A Total Eclipse of the Sun will occur over Northern Australia on the 14th November 2012. An eclipse of the Sun occurs when the moon passes between the Earth and the Sun. The Sun is much larger than the moon but it is also much further away, such that the two bodies appear to be about the same size in the sky. During a total solar eclipse, the moon moves in front of the Sun and completely covers it. This casts a shadow on the Earth's surface. As the moon orbits the Earth and the Earth rotates, the shadow moves across the Earth's surface in a narrow path generally from west to east.
To see a Total Solar Eclipse you must be in the shadow's path. If you are outside the shadow's path at the time of the eclipse, the moon will not completely cover the Sun and you will only see a partial eclipse. During the partial phase of the eclipse, the moon gradually covers the Sun, this takes about an hour.
A deep partial eclipse (when the Moon will partly cover the Sun) will be visible from Lady Elliot Island (weather permitting) on the morning of Wednesday 14 November 2012 as follows:
Start of partial eclipse: 5:52am (Moon starts to cover the Sun)
Maximum eclipse: 6:50am (Moon covers 91% of the Sun's diameter)
End of Partial Eclipse: 7:54am (Moon has uncovered the Sun)
To be able to see the partial eclipse you will need proper protection for your eyes (you must never look directly at the sun without proper protection).
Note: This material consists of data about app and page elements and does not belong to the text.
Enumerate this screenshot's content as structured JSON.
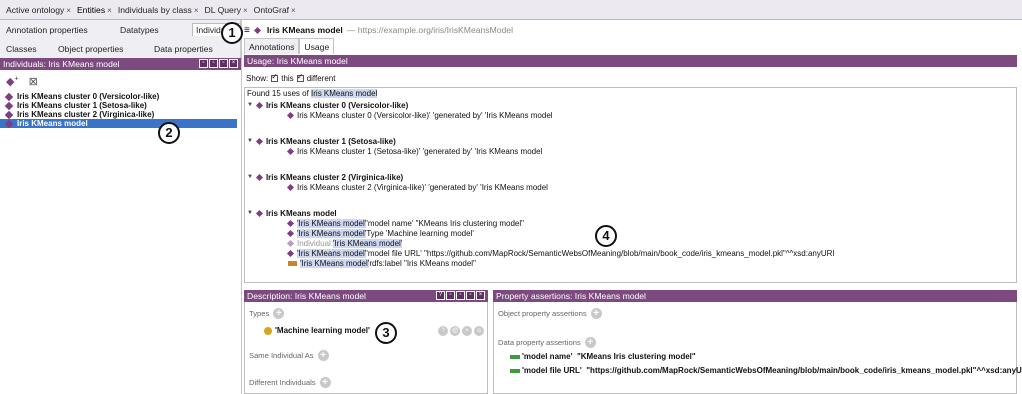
{
  "top_tabs": [
    {
      "label": "Active ontology",
      "close": "×"
    },
    {
      "label": "Entities",
      "close": "×"
    },
    {
      "label": "Individuals by class",
      "close": "×"
    },
    {
      "label": "DL Query",
      "close": "×"
    },
    {
      "label": "OntoGraf",
      "close": "×"
    }
  ],
  "left_tabs": {
    "annotation_properties": "Annotation properties",
    "datatypes": "Datatypes",
    "individuals": "Individuals",
    "classes": "Classes",
    "object_properties": "Object properties",
    "data_properties": "Data properties"
  },
  "individuals_panel": {
    "title": "Individuals: Iris KMeans model",
    "items": [
      "Iris KMeans cluster 0 (Versicolor-like)",
      "Iris KMeans cluster 1 (Setosa-like)",
      "Iris KMeans cluster 2 (Virginica-like)",
      "Iris KMeans model"
    ]
  },
  "header": {
    "title": "Iris KMeans model",
    "iri": "— https://example.org/iris/IrisKMeansModel",
    "menu_glyph": "≡"
  },
  "right_tabs": {
    "annotations": "Annotations",
    "usage": "Usage"
  },
  "usage": {
    "title": "Usage: Iris KMeans model",
    "show_label": "Show:",
    "this_label": "this",
    "different_label": "different",
    "found_prefix": "Found 15 uses of ",
    "found_target": "Iris KMeans model",
    "groups": [
      {
        "head": "Iris KMeans cluster 0 (Versicolor-like)",
        "items": [
          "Iris KMeans cluster 0 (Versicolor-like)' 'generated by' 'Iris KMeans model"
        ]
      },
      {
        "head": "Iris KMeans cluster 1 (Setosa-like)",
        "items": [
          "Iris KMeans cluster 1 (Setosa-like)' 'generated by' 'Iris KMeans model"
        ]
      },
      {
        "head": "Iris KMeans cluster 2 (Virginica-like)",
        "items": [
          "Iris KMeans cluster 2 (Virginica-like)' 'generated by' 'Iris KMeans model"
        ]
      }
    ],
    "model_group": {
      "head": "Iris KMeans model",
      "subject": "'Iris KMeans model'",
      "line1_rest": " 'model name' \"KMeans Iris clustering model\"",
      "line2_rest": " Type 'Machine learning model'",
      "line3_prefix": "Individual: ",
      "line3_value": "'Iris KMeans model'",
      "line4_rest": " 'model file URL' \"https://github.com/MapRock/SemanticWebsOfMeaning/blob/main/book_code/iris_kmeans_model.pkl\"^^xsd:anyURI",
      "line5_rest": " rdfs:label \"Iris KMeans model\""
    }
  },
  "description": {
    "title": "Description: Iris KMeans model",
    "types_label": "Types",
    "type_value": "'Machine learning model'",
    "same_label": "Same Individual As",
    "different_label": "Different Individuals"
  },
  "properties": {
    "title": "Property assertions: Iris KMeans model",
    "object_label": "Object property assertions",
    "data_label": "Data property assertions",
    "data_items": [
      {
        "prop": "'model name'",
        "value": "\"KMeans Iris clustering model\""
      },
      {
        "prop": "'model file URL'",
        "value": "\"https://github.com/MapRock/SemanticWebsOfMeaning/blob/main/book_code/iris_kmeans_model.pkl\"^^xsd:anyURI"
      }
    ]
  },
  "callouts": [
    "1",
    "2",
    "3",
    "4"
  ],
  "colors": {
    "accent_purple": "#7d4a80",
    "selection_blue": "#3a74c9",
    "data_green": "#3c9b3c"
  }
}
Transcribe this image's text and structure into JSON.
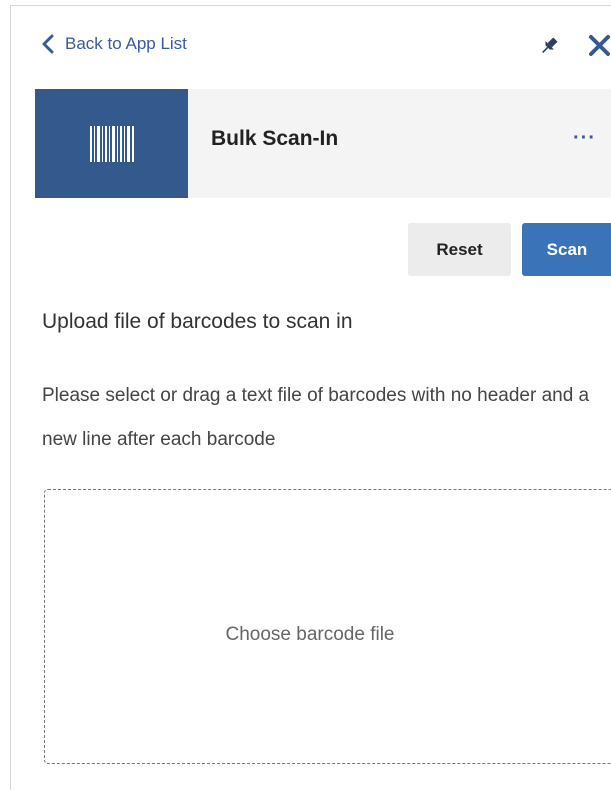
{
  "nav": {
    "back_label": "Back to App List"
  },
  "app": {
    "title": "Bulk Scan-In",
    "more_label": "···"
  },
  "actions": {
    "reset_label": "Reset",
    "scan_label": "Scan"
  },
  "upload": {
    "heading": "Upload file of barcodes to scan in",
    "instructions": "Please select or drag a text file of barcodes with no header and a new line after each barcode",
    "dropzone_label": "Choose barcode file"
  },
  "icons": {
    "back": "chevron-left-icon",
    "pin": "pin-icon",
    "close": "close-icon",
    "app": "barcode-icon"
  },
  "colors": {
    "accent": "#3a73b8",
    "link": "#3a5a9b",
    "app_icon_bg": "#34598c",
    "header_bg": "#f4f4f4"
  }
}
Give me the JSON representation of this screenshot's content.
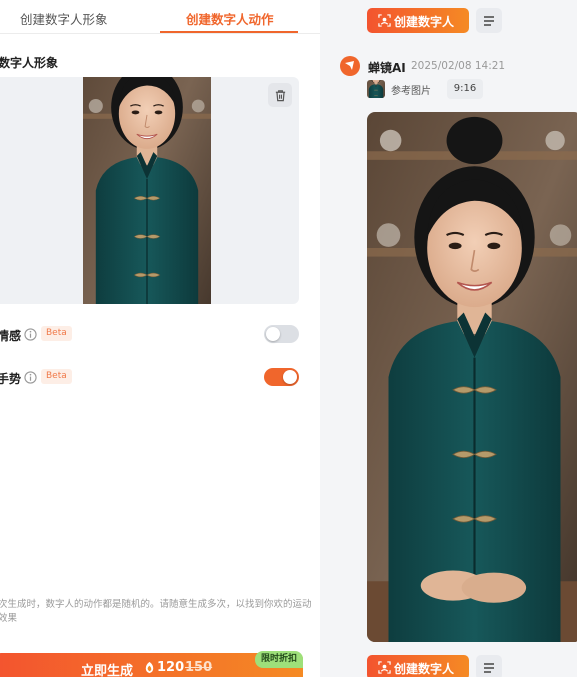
{
  "tabs": [
    {
      "label": "创建数字人形象"
    },
    {
      "label": "创建数字人动作"
    }
  ],
  "form": {
    "section_title": "数字人形象",
    "emotion": {
      "label": "情感",
      "badge": "Beta",
      "enabled": false
    },
    "gesture": {
      "label": "手势",
      "badge": "Beta",
      "enabled": true
    },
    "hint": "次生成时，数字人的动作都是随机的。请随意生成多次，以找到你欢的运动效果"
  },
  "generate": {
    "label": "立即生成",
    "price": "120",
    "original_price": "150",
    "promo_badge": "限时折扣"
  },
  "chat": {
    "create_button_label": "创建数字人",
    "bot_name": "蝉镜AI",
    "timestamp": "2025/02/08 14:21",
    "reference_label": "参考图片",
    "duration": "9:16"
  },
  "icons": {
    "trash": "trash-icon",
    "info": "info-icon",
    "coin": "coin-icon",
    "menu": "menu-icon",
    "create": "create-person-icon",
    "bot": "bot-avatar-icon"
  },
  "colors": {
    "accent": "#f0662c",
    "accent_gradient_end": "#f58a24",
    "promo_green": "#9ee07a",
    "switch_off": "#dcdfe4",
    "beta_bg": "#fdeee6"
  }
}
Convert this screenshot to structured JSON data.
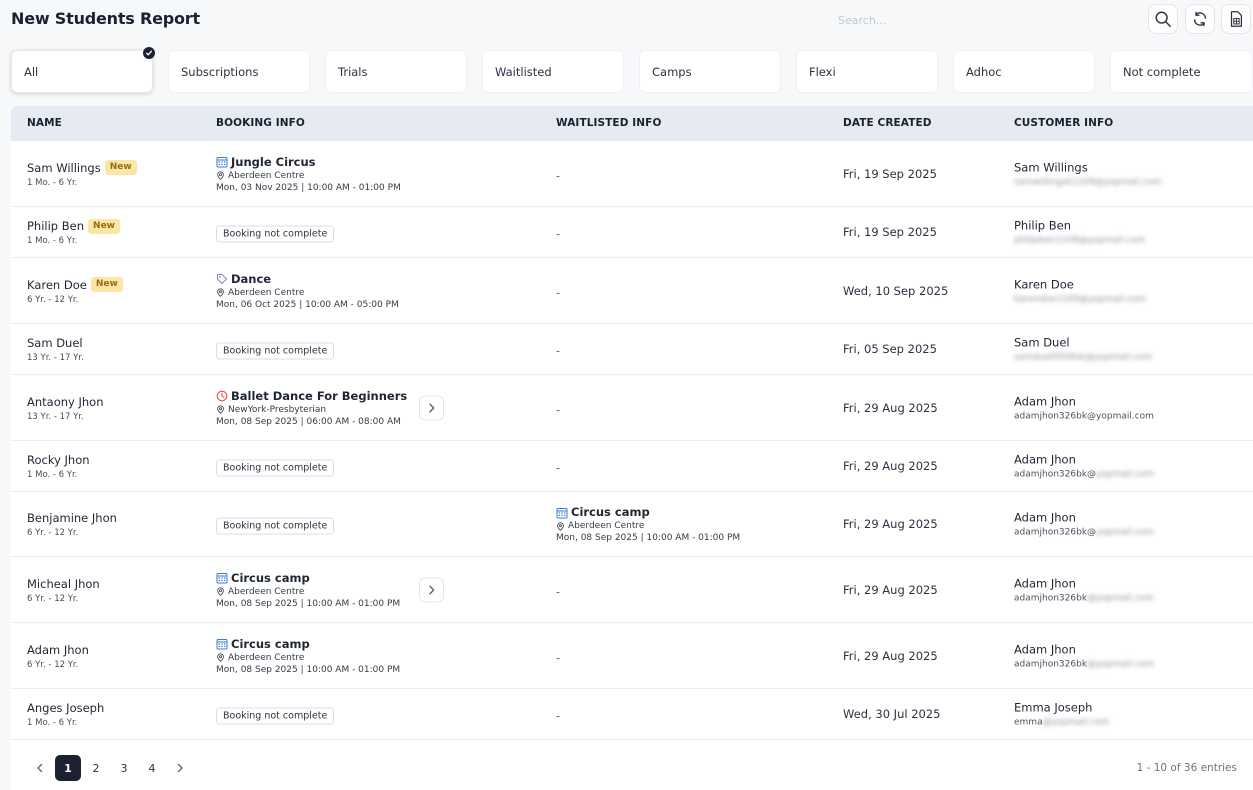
{
  "header": {
    "title": "New Students Report",
    "search_placeholder": "Search..."
  },
  "tabs": [
    {
      "label": "All",
      "active": true
    },
    {
      "label": "Subscriptions"
    },
    {
      "label": "Trials"
    },
    {
      "label": "Waitlisted"
    },
    {
      "label": "Camps"
    },
    {
      "label": "Flexi"
    },
    {
      "label": "Adhoc"
    },
    {
      "label": "Not complete"
    }
  ],
  "columns": {
    "name": "NAME",
    "booking": "BOOKING INFO",
    "waitlisted": "WAITLISTED INFO",
    "date": "DATE CREATED",
    "customer": "CUSTOMER INFO"
  },
  "new_badge": "New",
  "booking_not_complete": "Booking not complete",
  "dash": "-",
  "rows": [
    {
      "name": "Sam Willings",
      "age": "1 Mo. - 6 Yr.",
      "booking": {
        "icon": "calendar-icon",
        "title": "Jungle Circus",
        "location": "Aberdeen Centre",
        "time": "Mon, 03 Nov 2025 | 10:00 AM - 01:00 PM"
      },
      "date": "Fri, 19 Sep 2025",
      "customer": "Sam Willings",
      "email_visible": "",
      "email_hidden": "samwillingsk1109@yopmail.com"
    },
    {
      "name": "Philip Ben",
      "age": "1 Mo. - 6 Yr.",
      "date": "Fri, 19 Sep 2025",
      "customer": "Philip Ben",
      "email_visible": "",
      "email_hidden": "philipben1109@yopmail.com"
    },
    {
      "name": "Karen Doe",
      "age": "6 Yr. - 12 Yr.",
      "booking": {
        "icon": "tag-icon",
        "title": "Dance",
        "location": "Aberdeen Centre",
        "time": "Mon, 06 Oct 2025 | 10:00 AM - 05:00 PM"
      },
      "date": "Wed, 10 Sep 2025",
      "customer": "Karen Doe",
      "email_visible": "",
      "email_hidden": "karendoe1109@yopmail.com"
    },
    {
      "name": "Sam Duel",
      "age": "13 Yr. - 17 Yr.",
      "date": "Fri, 05 Sep 2025",
      "customer": "Sam Duel",
      "email_visible": "",
      "email_hidden": "samduel0509sk@yopmail.com"
    },
    {
      "name": "Antaony Jhon",
      "age": "13 Yr. - 17 Yr.",
      "booking": {
        "icon": "clock-icon",
        "title": "Ballet Dance For Beginners",
        "location": "NewYork-Presbyterian",
        "time": "Mon, 08 Sep 2025 | 06:00 AM - 08:00 AM"
      },
      "date": "Fri, 29 Aug 2025",
      "customer": "Adam Jhon",
      "email_visible": "adamjhon326bk@yopmail.com",
      "email_hidden": ""
    },
    {
      "name": "Rocky Jhon",
      "age": "1 Mo. - 6 Yr.",
      "date": "Fri, 29 Aug 2025",
      "customer": "Adam Jhon",
      "email_visible": "adamjhon326bk@",
      "email_hidden": "yopmail.com"
    },
    {
      "name": "Benjamine Jhon",
      "age": "6 Yr. - 12 Yr.",
      "waitlisted": {
        "icon": "calendar-icon",
        "title": "Circus camp",
        "location": "Aberdeen Centre",
        "time": "Mon, 08 Sep 2025 | 10:00 AM - 01:00 PM"
      },
      "date": "Fri, 29 Aug 2025",
      "customer": "Adam Jhon",
      "email_visible": "adamjhon326bk@",
      "email_hidden": "yopmail.com"
    },
    {
      "name": "Micheal Jhon",
      "age": "6 Yr. - 12 Yr.",
      "booking": {
        "icon": "calendar-icon",
        "title": "Circus camp",
        "location": "Aberdeen Centre",
        "time": "Mon, 08 Sep 2025 | 10:00 AM - 01:00 PM"
      },
      "date": "Fri, 29 Aug 2025",
      "customer": "Adam Jhon",
      "email_visible": "adamjhon326bk",
      "email_hidden": "@yopmail.com"
    },
    {
      "name": "Adam Jhon",
      "age": "6 Yr. - 12 Yr.",
      "booking": {
        "icon": "calendar-icon",
        "title": "Circus camp",
        "location": "Aberdeen Centre",
        "time": "Mon, 08 Sep 2025 | 10:00 AM - 01:00 PM"
      },
      "date": "Fri, 29 Aug 2025",
      "customer": "Adam Jhon",
      "email_visible": "adamjhon326bk",
      "email_hidden": "@yopmail.com"
    },
    {
      "name": "Anges Joseph",
      "age": "1 Mo. - 6 Yr.",
      "date": "Wed, 30 Jul 2025",
      "customer": "Emma Joseph",
      "email_visible": "emma",
      "email_hidden": "@yopmail.com"
    }
  ],
  "pagination": {
    "pages": [
      "1",
      "2",
      "3",
      "4"
    ],
    "current": "1",
    "entries_label": "1 - 10 of 36 entries"
  },
  "colors": {
    "accent_dark": "#1d2230",
    "header_bg": "#e6ebf2",
    "new_badge_bg": "#fbe6a6",
    "calendar_icon": "#3a7bd5",
    "tag_icon": "#9b7fd4",
    "clock_icon": "#e8553e"
  }
}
The Queensland Government is currently preparing advice for the public about how to safely view the eclipse and this advice will be available well before the eclipse. There will be a link from the AAQ website to the advice when it is available.
Information kindly provided by the Astronomical Association of Queensland
Please note that there is always a risk of cloud that could affect visibility